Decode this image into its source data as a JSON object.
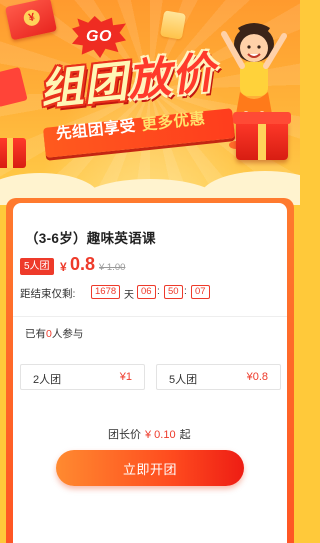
{
  "banner": {
    "go_text": "GO",
    "title_part1": "组团",
    "title_part2": "放价",
    "subtitle_part1": "先组团享受",
    "subtitle_part2": "更多优惠"
  },
  "course": {
    "title": "（3-6岁）趣味英语课",
    "group_badge": "5人团",
    "currency": "¥",
    "price": "0.8",
    "original_price": "¥ 1.00"
  },
  "countdown": {
    "label": "距结束仅剩:",
    "days": "1678",
    "day_unit": "天",
    "hours": "06",
    "minutes": "50",
    "seconds": "07",
    "separator": ":"
  },
  "participation": {
    "prefix": "已有",
    "count": "0",
    "suffix": "人参与"
  },
  "tiers": [
    {
      "label": "2人团",
      "price": "¥1"
    },
    {
      "label": "5人团",
      "price": "¥0.8"
    }
  ],
  "leader": {
    "label": "团长价",
    "price": "¥ 0.10",
    "suffix": "起"
  },
  "cta_label": "立即开团",
  "colors": {
    "accent_red": "#ee3a2a",
    "banner_orange": "#ff9a2e",
    "page_yellow": "#ffc93a"
  }
}
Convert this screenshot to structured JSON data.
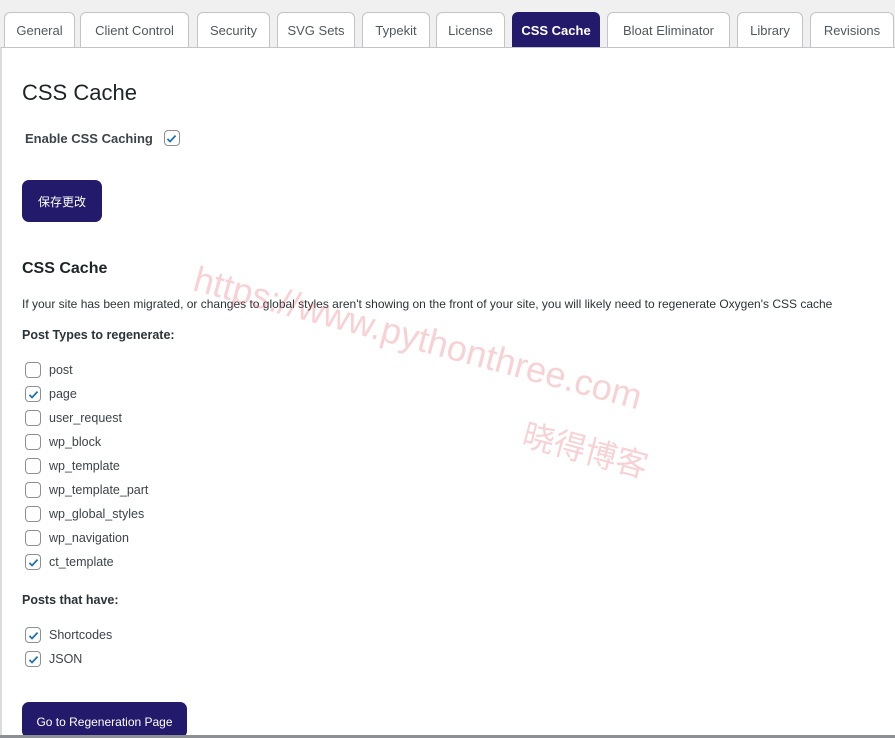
{
  "tabs": [
    {
      "label": "General",
      "active": false
    },
    {
      "label": "Client Control",
      "active": false
    },
    {
      "label": "Security",
      "active": false
    },
    {
      "label": "SVG Sets",
      "active": false
    },
    {
      "label": "Typekit",
      "active": false
    },
    {
      "label": "License",
      "active": false
    },
    {
      "label": "CSS Cache",
      "active": true
    },
    {
      "label": "Bloat Eliminator",
      "active": false
    },
    {
      "label": "Library",
      "active": false
    },
    {
      "label": "Revisions",
      "active": false
    }
  ],
  "page_title": "CSS Cache",
  "enable": {
    "label": "Enable CSS Caching",
    "checked": true
  },
  "save_label": "保存更改",
  "section_title": "CSS Cache",
  "description": "If your site has been migrated, or changes to global styles aren't showing on the front of your site, you will likely need to regenerate Oxygen's CSS cache",
  "post_types_label": "Post Types to regenerate:",
  "post_types": [
    {
      "label": "post",
      "checked": false
    },
    {
      "label": "page",
      "checked": true
    },
    {
      "label": "user_request",
      "checked": false
    },
    {
      "label": "wp_block",
      "checked": false
    },
    {
      "label": "wp_template",
      "checked": false
    },
    {
      "label": "wp_template_part",
      "checked": false
    },
    {
      "label": "wp_global_styles",
      "checked": false
    },
    {
      "label": "wp_navigation",
      "checked": false
    },
    {
      "label": "ct_template",
      "checked": true
    }
  ],
  "posts_that_have_label": "Posts that have:",
  "posts_that_have": [
    {
      "label": "Shortcodes",
      "checked": true
    },
    {
      "label": "JSON",
      "checked": true
    }
  ],
  "regen_label": "Go to Regeneration Page",
  "watermark": {
    "url": "https://www.pythonthree.com",
    "name": "晓得博客"
  },
  "colors": {
    "accent": "#231a6b",
    "check": "#2271b1"
  }
}
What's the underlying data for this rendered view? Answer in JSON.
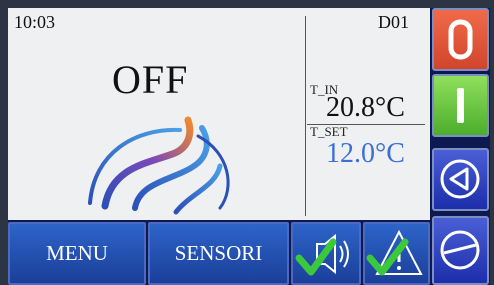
{
  "header": {
    "time": "10:03",
    "device_id": "D01"
  },
  "status": {
    "state": "OFF"
  },
  "temperatures": {
    "t_in_label": "T_IN",
    "t_in_value": "20.8°C",
    "t_set_label": "T_SET",
    "t_set_value": "12.0°C"
  },
  "bottom_bar": {
    "menu_label": "MENU",
    "sensori_label": "SENSORI"
  },
  "side_buttons": [
    "power-off",
    "power-on",
    "back",
    "stop"
  ],
  "colors": {
    "off_button": "#e5563a",
    "on_button": "#6cc843",
    "nav_button": "#2a3fbf",
    "setpoint_text": "#3c6fd6",
    "bottom_button": "#2559b8"
  }
}
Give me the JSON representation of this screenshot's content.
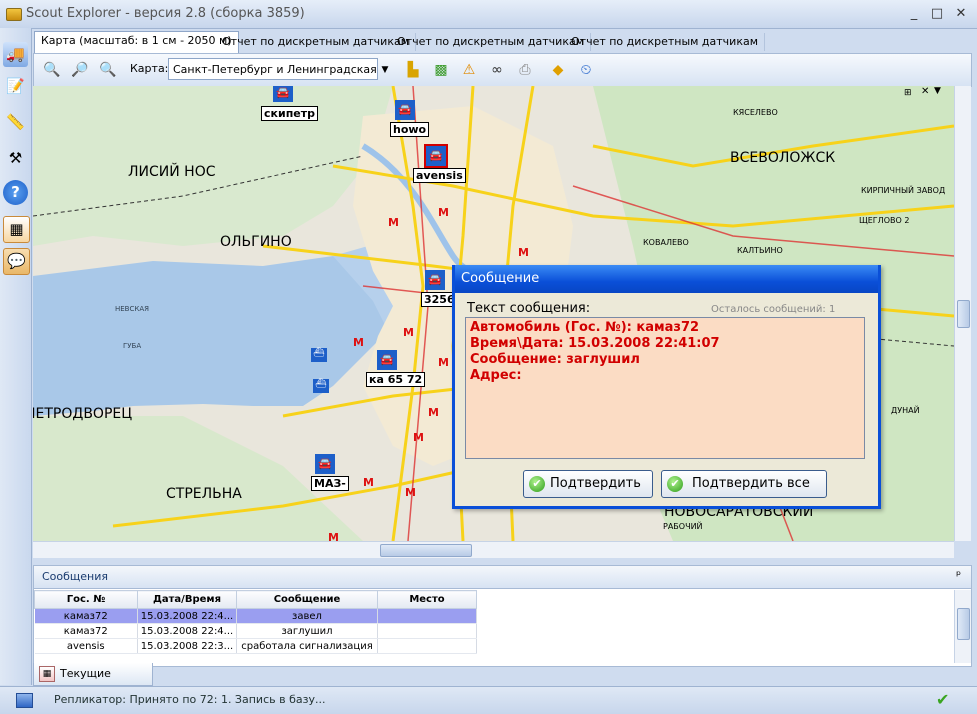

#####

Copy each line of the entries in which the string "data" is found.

Decode this image into its source data as a JSON object.
Convert this screenshot to structured JSON data.
What's the underlying data for this rendered view? Answer in JSON.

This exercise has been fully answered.